● **HOW TO COMPLETE THIS TASK**
Copy the listing below in full, exactly as given.

(Beginning of MATERIALS PROVIDED)

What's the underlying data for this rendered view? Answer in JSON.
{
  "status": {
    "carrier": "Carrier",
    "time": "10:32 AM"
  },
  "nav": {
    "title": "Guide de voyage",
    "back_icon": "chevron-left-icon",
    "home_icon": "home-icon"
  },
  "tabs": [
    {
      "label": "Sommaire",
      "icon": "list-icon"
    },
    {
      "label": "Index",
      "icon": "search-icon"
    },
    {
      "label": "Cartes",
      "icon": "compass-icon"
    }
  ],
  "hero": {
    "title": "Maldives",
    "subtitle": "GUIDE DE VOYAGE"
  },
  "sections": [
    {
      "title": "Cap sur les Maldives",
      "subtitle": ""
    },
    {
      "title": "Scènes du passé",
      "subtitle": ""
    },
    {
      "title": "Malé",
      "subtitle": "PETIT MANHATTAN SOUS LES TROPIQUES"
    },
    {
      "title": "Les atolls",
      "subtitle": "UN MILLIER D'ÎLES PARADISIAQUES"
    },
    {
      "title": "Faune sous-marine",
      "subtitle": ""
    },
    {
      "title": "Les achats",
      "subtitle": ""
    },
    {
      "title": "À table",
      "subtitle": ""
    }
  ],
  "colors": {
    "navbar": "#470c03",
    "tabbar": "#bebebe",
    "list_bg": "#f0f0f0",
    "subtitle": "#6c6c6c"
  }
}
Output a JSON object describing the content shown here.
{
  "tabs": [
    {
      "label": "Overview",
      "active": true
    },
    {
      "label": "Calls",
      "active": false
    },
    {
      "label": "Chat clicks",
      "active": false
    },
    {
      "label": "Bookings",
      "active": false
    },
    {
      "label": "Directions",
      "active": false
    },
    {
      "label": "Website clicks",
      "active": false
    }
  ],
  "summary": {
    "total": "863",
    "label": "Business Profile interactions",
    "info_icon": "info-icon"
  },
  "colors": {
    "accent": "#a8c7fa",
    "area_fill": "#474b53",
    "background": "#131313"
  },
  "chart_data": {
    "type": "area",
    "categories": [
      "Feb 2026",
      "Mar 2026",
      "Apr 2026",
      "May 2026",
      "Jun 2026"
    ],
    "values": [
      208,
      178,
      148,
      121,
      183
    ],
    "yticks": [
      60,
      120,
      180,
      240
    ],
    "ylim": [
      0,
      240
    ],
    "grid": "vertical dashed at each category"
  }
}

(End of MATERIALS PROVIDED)

● **WRITTEN REPLY**
What's the underlying data for this rendered view? Answer in JSON.
{
  "status": {
    "carrier": "Carrier",
    "time": "10:32 AM"
  },
  "nav": {
    "title": "Guide de voyage",
    "back_icon": "chevron-left-icon",
    "home_icon": "home-icon"
  },
  "tabs": [
    {
      "label": "Sommaire",
      "icon": "list-icon"
    },
    {
      "label": "Index",
      "icon": "search-icon"
    },
    {
      "label": "Cartes",
      "icon": "compass-icon"
    }
  ],
  "hero": {
    "title": "Maldives",
    "subtitle": "GUIDE DE VOYAGE"
  },
  "sections": [
    {
      "title": "Cap sur les Maldives",
      "subtitle": ""
    },
    {
      "title": "Scènes du passé",
      "subtitle": ""
    },
    {
      "title": "Malé",
      "subtitle": "PETIT MANHATTAN SOUS LES TROPIQUES"
    },
    {
      "title": "Les atolls",
      "subtitle": "UN MILLIER D'ÎLES PARADISIAQUES"
    },
    {
      "title": "Faune sous-marine",
      "subtitle": ""
    },
    {
      "title": "Les achats",
      "subtitle": ""
    },
    {
      "title": "À table",
      "subtitle": ""
    }
  ],
  "colors": {
    "navbar": "#470c03",
    "tabbar": "#bebebe",
    "list_bg": "#f0f0f0",
    "subtitle": "#6c6c6c"
  }
}
Output a JSON object describing the content shown here.
{
  "tabs": [
    {
      "label": "Overview",
      "active": true
    },
    {
      "label": "Calls",
      "active": false
    },
    {
      "label": "Chat clicks",
      "active": false
    },
    {
      "label": "Bookings",
      "active": false
    },
    {
      "label": "Directions",
      "active": false
    },
    {
      "label": "Website clicks",
      "active": false
    }
  ],
  "summary": {
    "total": "863",
    "label": "Business Profile interactions",
    "info_icon": "info-icon"
  },
  "colors": {
    "accent": "#a8c7fa",
    "area_fill": "#474b53",
    "background": "#131313"
  },
  "chart_data": {
    "type": "area",
    "categories": [
      "Feb 2026",
      "Mar 2026",
      "Apr 2026",
      "May 2026",
      "Jun 2026"
    ],
    "values": [
      208,
      178,
      148,
      121,
      183
    ],
    "yticks": [
      60,
      120,
      180,
      240
    ],
    "ylim": [
      0,
      240
    ],
    "grid": "vertical dashed at each category"
  }
}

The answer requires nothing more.